A mum whose two children were born with disabilities, because of a drug she took to control her epilepsy, has welcomed government plans to partially ban the controversial treatment.
Janet Williams, 53, from School Lane, Pilling, was one of thousands of woman prescribed the drug Epilim to stop seizures while she was pregnant with her two sons, Lee, now 28, and Philip, 26.
She had no idea that a key ingredient in the drug , valproic acid, could cause her unborn babies to develop birth defects, sight problems, learning difficulties, and memory issues.
She has welcomed new legislation from the Medicines and Healthcare Products Regulatory Agency (MHRA), banning drugs containing valproate among women and girls of a childbearing age, unless they have a birth control programme in place.
She said: “It’s absolutely brilliant. It has taken years but we have finally got there.
“We never wanted it banning completely because we know what a fantastic job it can do, but I think it is really necessary to reduce its use among women of child-bearing age.
“We want to stop children being harmed by the drug.”
Janet is the co-founder of the Fetal Anti Convulsant Syndrome Association, which champions the rights of women and children affected by valproate.
A 1973 document, uncovered by the association, showed the committee on safety of medicines did not believe the evidence Epilim was harmful to unborn babies was sufficiently conclusive.
It decided warnings should be withheld from the public to prevent ‘fruitless anxiety’.
Though doctors were made aware of the health risks, written warnings were not included in package inserts, a move which saw Janet embark on a legal battle that last for three years.
She met representatives from the Department of Health and Medicines, and Healthcare Products Regulatory Agency.
She took the fight to health minister Jeremy Hunt, and life sciences minister George Freeman in Parliament.
Finally, she triumphed, with bosses agreeing a warning should be added to Epilim, telling women of the life-changing effects it could have.
She said: “I have been fighting this fight for 22 years, ever since I started my first support group in 1999.
“Thousands of women are being prescribed the drug every single year.
“People have suffered tremendously because of this drug, and to think that could be cut down is really positive.
“It was a really big day for us. People have been expressing their support. So many women have called me saying how happy they are.”
But the news comes too late for an estimated 20,000 people in the UK, who are believed to have been born with disabilities due to valproate since the drug was introduced in the 1970s.
For Janet, the fight for them will never be over.
She said: “We weren’t told that it may harm our children. My sons have both been affected. My eldest son has scoliosis and it causes him a lot of pain.
“My youngest son will never be able to live independently.
“Being 53, it worries me what will happen to my boys when I’m gone. I’m not getting any younger.
“The next step for us is to keep on pushing for a care plan for those with Fetal Valproate Syndrome, and compensation for the families who have been affected.
“The majority of people who come to us are in the same situation as we are. We have a small number of children who come to our doors who have spina bifida and kidney problems.

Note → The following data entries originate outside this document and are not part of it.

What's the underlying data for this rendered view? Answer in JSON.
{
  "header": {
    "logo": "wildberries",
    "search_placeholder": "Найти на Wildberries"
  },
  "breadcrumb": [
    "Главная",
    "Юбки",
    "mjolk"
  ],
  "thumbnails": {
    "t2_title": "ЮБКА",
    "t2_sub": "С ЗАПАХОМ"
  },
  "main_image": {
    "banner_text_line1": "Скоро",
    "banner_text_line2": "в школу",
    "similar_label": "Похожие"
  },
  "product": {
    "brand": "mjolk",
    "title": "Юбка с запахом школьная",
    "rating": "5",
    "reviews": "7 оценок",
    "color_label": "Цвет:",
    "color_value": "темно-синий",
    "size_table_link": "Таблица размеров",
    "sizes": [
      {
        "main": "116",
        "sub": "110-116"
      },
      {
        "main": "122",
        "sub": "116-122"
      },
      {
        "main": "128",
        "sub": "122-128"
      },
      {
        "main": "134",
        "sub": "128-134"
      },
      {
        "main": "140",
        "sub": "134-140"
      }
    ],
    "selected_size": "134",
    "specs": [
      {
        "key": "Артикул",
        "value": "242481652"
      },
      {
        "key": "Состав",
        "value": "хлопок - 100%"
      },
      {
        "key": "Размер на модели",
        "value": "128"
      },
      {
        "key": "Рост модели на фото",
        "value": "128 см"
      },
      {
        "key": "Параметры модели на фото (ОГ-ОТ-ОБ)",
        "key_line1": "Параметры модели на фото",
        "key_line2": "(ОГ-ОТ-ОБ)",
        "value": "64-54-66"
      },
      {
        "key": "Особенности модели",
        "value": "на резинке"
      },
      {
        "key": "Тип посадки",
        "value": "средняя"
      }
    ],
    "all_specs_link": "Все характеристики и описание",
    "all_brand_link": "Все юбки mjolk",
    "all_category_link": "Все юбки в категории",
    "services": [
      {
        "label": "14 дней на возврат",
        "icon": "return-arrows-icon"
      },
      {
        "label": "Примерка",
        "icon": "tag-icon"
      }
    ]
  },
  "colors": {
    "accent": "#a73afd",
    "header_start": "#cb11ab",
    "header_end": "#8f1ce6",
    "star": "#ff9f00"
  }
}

“These families were not given an informed choice. Doctors knew about the risks. They were fully aware back in the ‘70s.
“The ban is a huge achievement. Our plan now is to ensure that these families are looked after.”
Move means ‘informed choice’
Clare Pelham, chief executive of the Epilepsy Society charity, said: “The most important change is that every woman and girl of childbearing age, who has been prescribed sodium valproate, will be able to see her doctor every year to discuss the risks of this drug to an unborn baby.
“She will leave the discussion with an important written reminder of the risks if sodium valproate is taken during pregnancy.
“This means that she will be able to make informed choices about whether to plan a pregnancy and her future medical treatment.
“It has taken many years to achieve these simple, straightforward and inexpensive healthcare improvements that will prevent babies being born with avoidable disabilities.
“All credit to the brave women who have campaigned for decades, and to Jeremy Hunt for acting on that campaign and insisting the NHS must now learn from its failure to listen and act sooner in response to the concerns raised over many years and during many governments.”
Four in 10 babies born to mothers who take valproate are ‘at risk of developing disorders’
Children born to women who take medication containing valproate during pregnancy are said to be at a high risk of birth defects or developmental disorders.
Four in 10 babies born to mothers who take the drug are believed to be at risk of developmental disorders, and one in 10 at risk of birth defects.
Now Epilim, Depakote and generic brands of valproate medicines can no longer be prescribed to women who have childbearing potential - unless they have a pregnancy prevention programme in place, the MHRA said.
Women will meet annually with specialists who will review their treatment. Dr June Raine, director of MHRA’s vigilance and risk management of medicines division, said: “Patient safety is our highest priority. We are committed to making sure women and girls are aware of the very real risks of taking valproate during pregnancy.
However, we also know it is vitally important women don’t stop taking valproate without first discussing it with their doctor.
I would like to particularly thank the families involved in the Valproate Stakeholder Network who have shared their experiences and expertise with us.
Their support will help keep future generations of children safe.”